I read Chief Fox’s account of the way Michael’s body was found on the day before his memorial service, and how the firefighter community brought him home. It’s a heartwarming, heart wrenching piece.

Then I finished up my own post, struggling with the words, realizing that I had nothing more profound to say, and linking back to my own post about a visit we made to the Memorial and the Freedom Tower five years ago. While I was linking to that old post I flipped through it’s images.

And suddenly stopped breathing.

Because there, in my photos, images taken years ago, was Michael Roberts.

Maybe there was more than one Michael Roberts killed that day. But I choose to believe that the Michael Roberts I photographed that hot July day back in 2016 is the same Michael Roberts I read about on the 20th anniversary of his death.

And somehow, even in the midst of sadness I had to smile.

Edit: I did some research on Michael Roberts the rookie firefighter that died on September 11. His middle name was Edward. He was born July 15, the day we were at the memorial. Hence the white rose. This was definitely the same young man I read about yesterday.


No new words

On a day like today, September 11, 2021, on the 20th anniversary of the attacks on our country that killed so many innocents, you want to have something profound to say. Something that touches your readers, helps them process their own memories. Makes someone think. Provides hope.
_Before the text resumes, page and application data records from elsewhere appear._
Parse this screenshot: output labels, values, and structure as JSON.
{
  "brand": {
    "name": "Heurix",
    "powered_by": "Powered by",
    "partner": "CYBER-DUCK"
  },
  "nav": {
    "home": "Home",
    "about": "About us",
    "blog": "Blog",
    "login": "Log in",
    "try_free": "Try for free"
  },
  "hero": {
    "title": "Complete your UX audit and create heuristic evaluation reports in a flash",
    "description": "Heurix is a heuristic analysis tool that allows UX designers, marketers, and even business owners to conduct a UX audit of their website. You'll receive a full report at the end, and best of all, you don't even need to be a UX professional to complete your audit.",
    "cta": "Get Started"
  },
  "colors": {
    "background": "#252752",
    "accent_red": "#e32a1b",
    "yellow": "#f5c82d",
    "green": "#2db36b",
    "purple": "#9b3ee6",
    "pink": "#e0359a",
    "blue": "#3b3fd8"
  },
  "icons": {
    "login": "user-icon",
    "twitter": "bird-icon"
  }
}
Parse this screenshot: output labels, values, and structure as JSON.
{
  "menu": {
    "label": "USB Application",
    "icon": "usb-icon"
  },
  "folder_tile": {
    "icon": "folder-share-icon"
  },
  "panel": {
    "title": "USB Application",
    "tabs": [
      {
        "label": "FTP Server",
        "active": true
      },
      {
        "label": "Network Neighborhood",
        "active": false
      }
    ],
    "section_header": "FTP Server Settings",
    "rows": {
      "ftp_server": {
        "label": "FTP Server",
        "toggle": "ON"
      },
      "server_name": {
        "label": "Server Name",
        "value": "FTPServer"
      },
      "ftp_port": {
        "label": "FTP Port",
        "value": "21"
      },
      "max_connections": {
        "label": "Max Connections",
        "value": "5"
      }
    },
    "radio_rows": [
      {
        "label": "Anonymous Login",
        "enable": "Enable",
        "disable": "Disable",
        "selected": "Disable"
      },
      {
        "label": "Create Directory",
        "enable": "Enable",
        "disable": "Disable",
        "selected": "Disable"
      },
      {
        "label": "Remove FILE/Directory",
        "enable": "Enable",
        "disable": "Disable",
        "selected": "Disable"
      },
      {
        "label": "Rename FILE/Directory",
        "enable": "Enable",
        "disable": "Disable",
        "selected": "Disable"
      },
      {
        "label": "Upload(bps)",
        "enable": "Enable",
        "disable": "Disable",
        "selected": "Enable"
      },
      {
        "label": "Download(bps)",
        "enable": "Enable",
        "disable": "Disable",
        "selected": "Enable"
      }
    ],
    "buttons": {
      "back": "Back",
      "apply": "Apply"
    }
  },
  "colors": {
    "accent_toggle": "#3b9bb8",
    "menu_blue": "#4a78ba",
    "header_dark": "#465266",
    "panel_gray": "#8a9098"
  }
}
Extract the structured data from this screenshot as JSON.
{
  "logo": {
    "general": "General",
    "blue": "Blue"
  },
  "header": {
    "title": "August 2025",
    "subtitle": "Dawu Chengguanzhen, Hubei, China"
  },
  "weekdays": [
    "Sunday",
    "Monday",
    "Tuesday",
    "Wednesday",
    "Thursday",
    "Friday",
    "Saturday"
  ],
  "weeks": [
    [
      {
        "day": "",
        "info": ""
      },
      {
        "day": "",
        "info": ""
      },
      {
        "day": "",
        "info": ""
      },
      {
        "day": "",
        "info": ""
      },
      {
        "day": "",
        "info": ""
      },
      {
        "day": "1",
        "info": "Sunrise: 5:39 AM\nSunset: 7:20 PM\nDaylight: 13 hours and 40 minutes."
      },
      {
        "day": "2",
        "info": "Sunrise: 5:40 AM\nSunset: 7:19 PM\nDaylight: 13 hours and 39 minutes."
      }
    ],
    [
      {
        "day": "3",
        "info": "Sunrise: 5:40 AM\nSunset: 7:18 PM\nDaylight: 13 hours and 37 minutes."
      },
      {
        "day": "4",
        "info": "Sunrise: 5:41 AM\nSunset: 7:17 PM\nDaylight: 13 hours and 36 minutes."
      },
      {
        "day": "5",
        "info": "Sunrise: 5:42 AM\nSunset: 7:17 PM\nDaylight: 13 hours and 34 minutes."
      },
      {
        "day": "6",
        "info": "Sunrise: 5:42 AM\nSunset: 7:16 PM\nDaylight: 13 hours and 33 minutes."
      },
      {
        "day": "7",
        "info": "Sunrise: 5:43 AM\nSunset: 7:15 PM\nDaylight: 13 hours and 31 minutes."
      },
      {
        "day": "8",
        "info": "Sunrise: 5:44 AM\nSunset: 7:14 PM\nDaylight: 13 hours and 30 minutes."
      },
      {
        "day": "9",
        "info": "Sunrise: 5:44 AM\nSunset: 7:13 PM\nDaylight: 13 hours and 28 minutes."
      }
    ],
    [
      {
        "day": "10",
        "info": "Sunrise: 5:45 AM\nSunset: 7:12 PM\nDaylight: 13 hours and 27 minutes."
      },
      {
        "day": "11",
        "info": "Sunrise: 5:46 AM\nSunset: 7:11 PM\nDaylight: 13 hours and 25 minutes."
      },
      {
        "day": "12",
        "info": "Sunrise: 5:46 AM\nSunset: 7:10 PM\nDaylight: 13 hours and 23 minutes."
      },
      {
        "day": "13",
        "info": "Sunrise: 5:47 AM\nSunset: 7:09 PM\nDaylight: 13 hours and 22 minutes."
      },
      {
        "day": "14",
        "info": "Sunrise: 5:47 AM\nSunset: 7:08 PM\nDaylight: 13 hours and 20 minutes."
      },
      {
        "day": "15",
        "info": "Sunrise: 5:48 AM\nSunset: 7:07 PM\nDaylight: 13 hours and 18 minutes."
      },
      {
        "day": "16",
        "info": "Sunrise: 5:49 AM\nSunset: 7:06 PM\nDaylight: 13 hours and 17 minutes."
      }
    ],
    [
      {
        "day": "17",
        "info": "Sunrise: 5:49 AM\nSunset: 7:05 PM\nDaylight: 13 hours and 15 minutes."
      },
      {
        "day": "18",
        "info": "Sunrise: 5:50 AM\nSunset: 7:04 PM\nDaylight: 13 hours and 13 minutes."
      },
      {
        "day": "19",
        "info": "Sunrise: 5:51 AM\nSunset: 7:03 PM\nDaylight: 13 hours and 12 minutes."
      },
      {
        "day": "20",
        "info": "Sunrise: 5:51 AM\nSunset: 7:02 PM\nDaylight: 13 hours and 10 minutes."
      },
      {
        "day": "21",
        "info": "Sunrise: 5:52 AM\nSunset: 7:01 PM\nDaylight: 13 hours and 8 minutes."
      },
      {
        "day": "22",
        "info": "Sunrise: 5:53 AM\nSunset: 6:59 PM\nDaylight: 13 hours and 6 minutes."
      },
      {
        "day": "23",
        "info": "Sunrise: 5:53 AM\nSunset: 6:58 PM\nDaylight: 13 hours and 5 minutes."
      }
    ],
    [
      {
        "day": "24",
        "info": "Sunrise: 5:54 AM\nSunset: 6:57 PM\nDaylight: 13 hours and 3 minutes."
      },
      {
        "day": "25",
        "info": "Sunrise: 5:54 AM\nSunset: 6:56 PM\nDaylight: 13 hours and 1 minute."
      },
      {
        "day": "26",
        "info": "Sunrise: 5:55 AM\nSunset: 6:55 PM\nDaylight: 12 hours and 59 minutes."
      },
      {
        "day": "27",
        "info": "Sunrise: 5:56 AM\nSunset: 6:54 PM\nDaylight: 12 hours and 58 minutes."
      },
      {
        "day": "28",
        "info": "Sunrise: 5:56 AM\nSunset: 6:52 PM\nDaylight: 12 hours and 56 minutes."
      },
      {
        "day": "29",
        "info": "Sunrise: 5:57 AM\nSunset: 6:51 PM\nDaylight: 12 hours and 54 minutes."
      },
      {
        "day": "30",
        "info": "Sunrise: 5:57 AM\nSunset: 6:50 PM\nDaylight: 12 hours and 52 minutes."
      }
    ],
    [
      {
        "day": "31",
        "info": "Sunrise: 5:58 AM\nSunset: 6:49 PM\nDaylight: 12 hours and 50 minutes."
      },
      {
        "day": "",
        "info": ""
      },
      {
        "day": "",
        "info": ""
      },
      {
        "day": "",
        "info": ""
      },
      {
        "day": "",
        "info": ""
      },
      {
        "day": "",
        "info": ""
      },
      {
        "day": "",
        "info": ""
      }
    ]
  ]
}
But I find that I have no new words, and while in search of something to say I remembered my last visit to New York City when we visited the Freedom Tower.

So I invite you to click on this link which will take you back to a post written in 2016. My feelings about this place are still the same.

If you ever have the chance to visit NYC, please make time to spend at least a half day at the Freedom Tower. As our guide said back then, visiting is a sign of respect.

And couldn’t we all try a little harder to spread some respect these days.


Reigning in the tomato princess

Katie here.

So, you saw mama’s Wordless Wednesday post yesterday with the cherry tomatoes? Yea. I did too. But I bet you didn’t know how much I love tomatoes. I watched daddy plant a bunch of tomatos in my back yard last spring.


Yep. I know exactly where that garden is and I check it out daily. Several times a day if I can get away with it. Daddy says he put the fence up around it to keep out critters like deer and raccoons and rabbits and groundhogs and stuff.

But I know the truth. Daddy put that fence up cause of me!

You can’t see me if I hide behind this plant. Right?

I like to pick my own ripe tomatoe right off the vine. Every day I pull mama or daddy around the back side of our house when I’m supposed to be looking for a good spot to do my business. They used to be fooled, thinking I just wanted to pee in a new part of the yard.

But they’re not fooled any more. (Sometimes they are smarter than I calculated.)

They’re hoarding all the good stuff!

Mama looked up whether tomatoes were good for doggies and she found out that green ones were very bad and red ones were OK in moderation.

Moderation? I’m a sheltie. I don’t do anything in moderation!

I think daddy needs my help in the garden, mama!

Anyway, they say I can’t have any tomatoes because I’m having trouble with my tummy and my poo. I told them they are way too interested in my poo. They should get another hobby if you ask me.

Shhhhh…don’t tell them.

So I’m a sad puppy. I’m stuck here eating canned pumpkin and boiled chicken and rice and the Royal Canin kibble. I like all that stuff a whole lot (and my folks are relieved I’ve got my appitite back) but none of it is the same as a fresh cherry tomato picked right off the vine by yours truly.

Do any of you other doggies out there love tomatoes like me? Mama says I’m a weird little girl.

I’ll take that as a compliment.

Giving mama the stink eye cause she said “NO” when I tried to eat one!